Before his untimely death in 1982, Lester Bangs was inarguably the most influential critic of rock and roll. Writing in hyper-intelligent Benzedrine prose that calls to mind Jack Kerouac and Hunter S. Thompson, he eschewed all conventional thinking as he discussed everything from Black Sabbath being the first truly Catholic band to Anne Murray's smoldering sexuality. In Mainlines, Blood Feasts, Bad Taste fellow rock critic John Morthland has compiled a companion volume to Psychotic Reactions and Carburetor Dung, the first, now classic collection of Bangs's work. Here are excerpts from an autobiographical piece Bangs wrote as a teenager, travel essays, and, of course, the music pieces, essays, and criticism covering everything from titans like Miles Davis, Lou Reed, and the Rolling Stones to esoteric musicians like Brian Eno and Captain Beefheart. Singularly entertaining, this book is an absolute must for anyone interested in the history of rock.

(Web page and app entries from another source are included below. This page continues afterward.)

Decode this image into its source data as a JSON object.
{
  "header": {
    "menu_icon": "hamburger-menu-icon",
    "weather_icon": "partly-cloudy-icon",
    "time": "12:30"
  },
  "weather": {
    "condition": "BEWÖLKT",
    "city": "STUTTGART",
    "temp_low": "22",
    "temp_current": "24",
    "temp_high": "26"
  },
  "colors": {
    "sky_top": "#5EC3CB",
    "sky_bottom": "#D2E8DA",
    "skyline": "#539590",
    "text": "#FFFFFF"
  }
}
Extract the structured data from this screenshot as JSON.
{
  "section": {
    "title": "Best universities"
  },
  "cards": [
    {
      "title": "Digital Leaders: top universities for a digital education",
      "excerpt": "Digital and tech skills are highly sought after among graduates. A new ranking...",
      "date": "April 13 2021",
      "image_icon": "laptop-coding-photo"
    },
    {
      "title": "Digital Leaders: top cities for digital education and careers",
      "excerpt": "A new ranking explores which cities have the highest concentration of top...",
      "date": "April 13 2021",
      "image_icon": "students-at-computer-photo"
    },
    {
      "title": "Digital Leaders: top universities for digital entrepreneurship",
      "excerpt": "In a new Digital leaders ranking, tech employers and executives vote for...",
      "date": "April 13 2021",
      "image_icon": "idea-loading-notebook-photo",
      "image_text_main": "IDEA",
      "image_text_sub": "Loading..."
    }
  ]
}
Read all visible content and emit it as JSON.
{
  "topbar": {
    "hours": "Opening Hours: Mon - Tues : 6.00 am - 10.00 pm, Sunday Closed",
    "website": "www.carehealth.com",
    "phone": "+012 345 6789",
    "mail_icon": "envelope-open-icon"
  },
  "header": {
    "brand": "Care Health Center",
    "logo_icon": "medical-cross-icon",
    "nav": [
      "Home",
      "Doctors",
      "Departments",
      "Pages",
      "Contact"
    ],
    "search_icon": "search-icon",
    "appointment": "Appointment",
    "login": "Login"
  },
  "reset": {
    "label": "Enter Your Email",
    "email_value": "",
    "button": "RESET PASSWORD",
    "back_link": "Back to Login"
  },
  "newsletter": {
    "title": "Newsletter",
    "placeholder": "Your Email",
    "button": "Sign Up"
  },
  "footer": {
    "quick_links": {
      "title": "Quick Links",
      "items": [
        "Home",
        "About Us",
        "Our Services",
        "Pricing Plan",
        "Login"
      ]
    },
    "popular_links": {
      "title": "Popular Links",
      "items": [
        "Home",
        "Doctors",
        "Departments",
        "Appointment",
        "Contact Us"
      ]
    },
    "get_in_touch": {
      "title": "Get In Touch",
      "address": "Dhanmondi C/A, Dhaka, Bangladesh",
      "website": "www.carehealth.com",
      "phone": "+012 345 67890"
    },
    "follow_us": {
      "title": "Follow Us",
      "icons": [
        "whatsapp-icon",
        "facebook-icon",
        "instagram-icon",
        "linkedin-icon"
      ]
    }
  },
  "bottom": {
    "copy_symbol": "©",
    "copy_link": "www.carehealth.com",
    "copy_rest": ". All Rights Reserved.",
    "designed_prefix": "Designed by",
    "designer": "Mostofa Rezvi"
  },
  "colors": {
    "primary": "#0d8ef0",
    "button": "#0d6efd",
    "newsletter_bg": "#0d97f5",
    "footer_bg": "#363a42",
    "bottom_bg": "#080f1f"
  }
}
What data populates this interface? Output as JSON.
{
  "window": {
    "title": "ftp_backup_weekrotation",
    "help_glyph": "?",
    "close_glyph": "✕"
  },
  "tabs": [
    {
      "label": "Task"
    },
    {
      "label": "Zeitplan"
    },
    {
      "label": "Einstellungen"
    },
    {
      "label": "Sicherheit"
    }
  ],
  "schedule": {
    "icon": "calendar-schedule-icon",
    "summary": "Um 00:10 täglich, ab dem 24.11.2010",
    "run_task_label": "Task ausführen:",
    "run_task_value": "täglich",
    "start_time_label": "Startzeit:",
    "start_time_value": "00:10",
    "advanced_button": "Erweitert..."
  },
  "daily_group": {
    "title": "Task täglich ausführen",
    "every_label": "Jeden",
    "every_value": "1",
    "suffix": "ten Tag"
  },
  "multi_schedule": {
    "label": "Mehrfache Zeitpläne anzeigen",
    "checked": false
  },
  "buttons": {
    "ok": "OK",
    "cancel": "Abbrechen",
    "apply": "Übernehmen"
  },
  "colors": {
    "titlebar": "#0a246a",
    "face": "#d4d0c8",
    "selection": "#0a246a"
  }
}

About the Author
Lester Bangs wrote for "Creem, the Village Voice," and "Rolling Stone."
John Morthland, co-executor of the Bangs literary estate, was a colleague of Bangs from 1969 until the author's death. He was editor of "Creem" in 1974-75. He is a writer at large for "Texas Monthly."